1: 'Out in the street a chief yeoman was trying to urinate in the gas tank of a '54 Packard Patrician and five or six seamen apprentice were standing around giving encouragement.' 2: '"Eve was the first Jewish mother, the one who set the pattern. The words she said to Adam have been repeated ever since by her daughters: 'Adam,' she said, 'come inside, have a piece fruit.'"' 3: plotting anarchist punchbowl attendant. 4: Capping the horrific nosejob scene, Schoenmaker's song, the blackest, most appalling comedy - and at the end 'For the last eight bars she chanted "No" on one and three.'. 5: Alligators! 6: Sfacim. 7: Mantissa and Cesare's scheme to cart the 'Birth of Venus' out of the museum in a hollowed-out Judas tree. 8: Pig transmits pornographic stories over the teletype on his ship ('LUCKY PIERRE RUNS AMOK' e.g.). 9: Hard going in this chapter, Mondaugen's story, but Weissmann's finding proposition 1 of the Tractatus in Mondaugen's sferics does amuse me, me being me; better though to look to the tango with which Foppl's party serenades Mondaugen as he finally leaves: 'Why are you leaving the party so early, / just when it was getting good?' 10: Profane has a confrontation with SHROUD, synthetic human, radiation output determined, which he guards as a night watchman.

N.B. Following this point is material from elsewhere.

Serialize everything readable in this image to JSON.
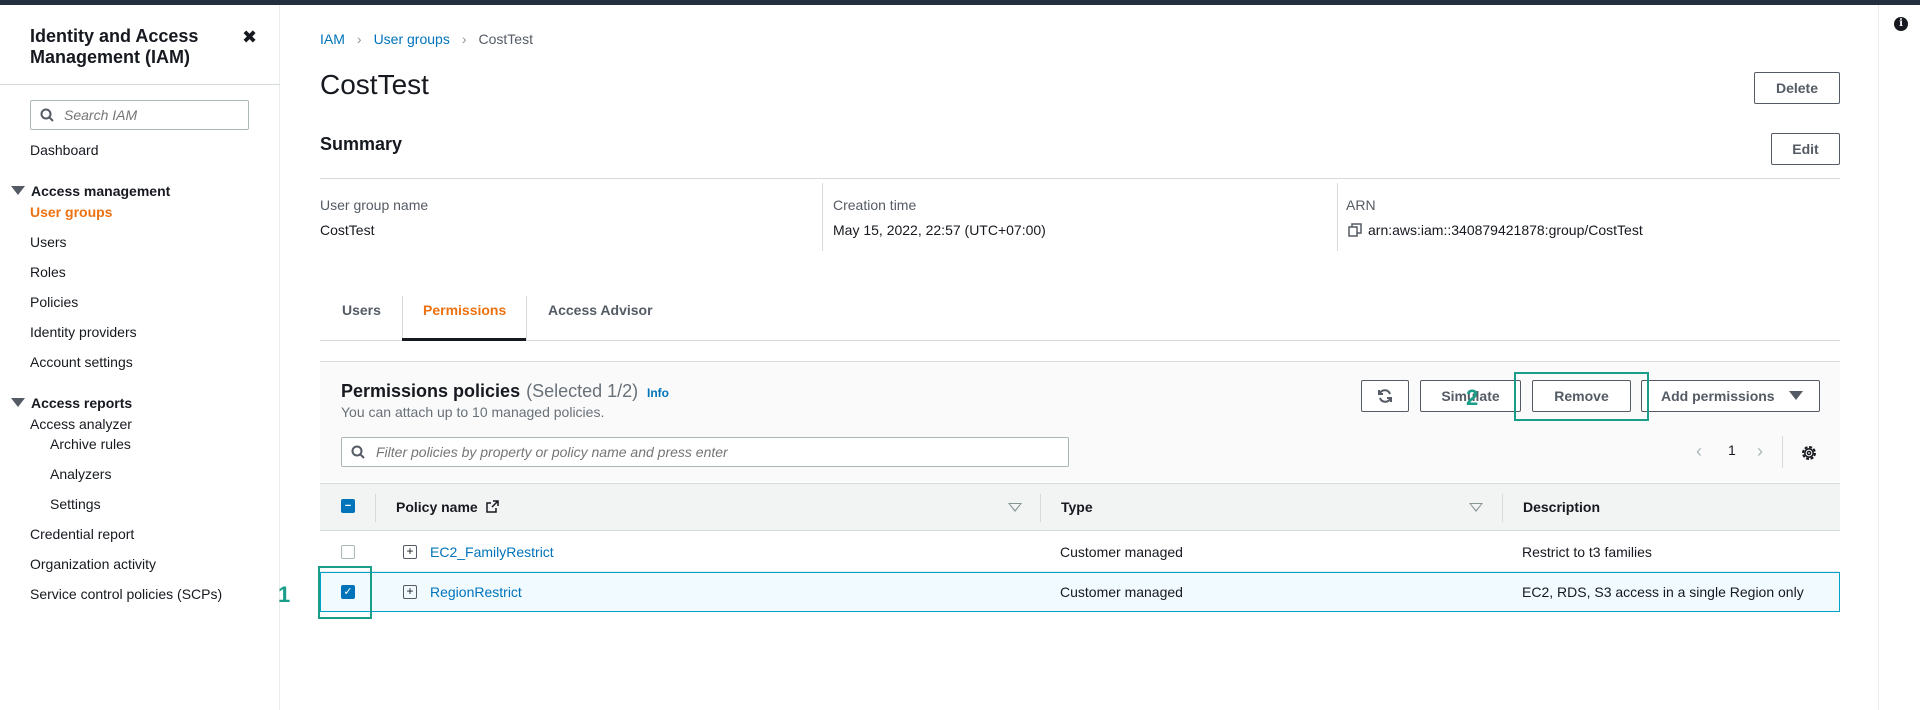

Charisma sings a logical positivist lovesong to Mafia (though it looks like in doing so he falsifies the textual details of the Tractatus to get it to scan!). 11: Mondaugen gets some twisted irony I suppose because that sort of thing always makes twisted things more twisted; but in Fausto's confession it's hard to find anything I'm happy to call 'comic' as opposed to 'ironic', the latter sapped by its place in Fausto's confession and person of anything humorous. 12: Roony's wife, he thinks everyone should know, is a fucking Fascist. Word is she's the Ayn Rand parody character in the book. Har. 13: The story of Pig's abortive effort to make himself temporarily sterile by means of the radar antenna. 14: What clarified for me that this chapter is indeed Stencilized was the information that V. told a great deal of her story to the composer, who told it later to Stencil. The composer's name, tee hee, is 'Porcèpic'. But if that doesn't do it for you, then: 'Porcèpic, to the amusement of all, produced at L'Ouganda one evening a chart of the possible combinations the two could be practicing. It came out to 64 different sets of roles, using the subheadings "dressed as," "social role," "sexual role." They could both for example be dressed as males, both have dominant social roles and strive for dominance sexually. They could be dressed different-sexed and both be entirely passive, the game then being to trick the other into making an aggressive move. Or any of 62 other combinations. Perhaps, Satin suggested, there were also inanimate mechanical aids. This, it was agreed, would confuse the picture. At one point someone suggested that the woman might actually be a transvestive to begin with, which made things even more amusing.'. 15: The list played more for weirdness than laughs that does though include: 'who had the distinction of being the only Manx monoglot in the world and consequently spoke to no one'. 16: The Kilroy-band-pass filter gag, if you want. Though Pig's reappropriated Mickey Mouse Club theme tickles more (though not as much as hearing that he watched the show religiously). 17: Mostly serious, but the antagonism between Stencil and Father Avalanche is good for some grins.

My. That was tiring.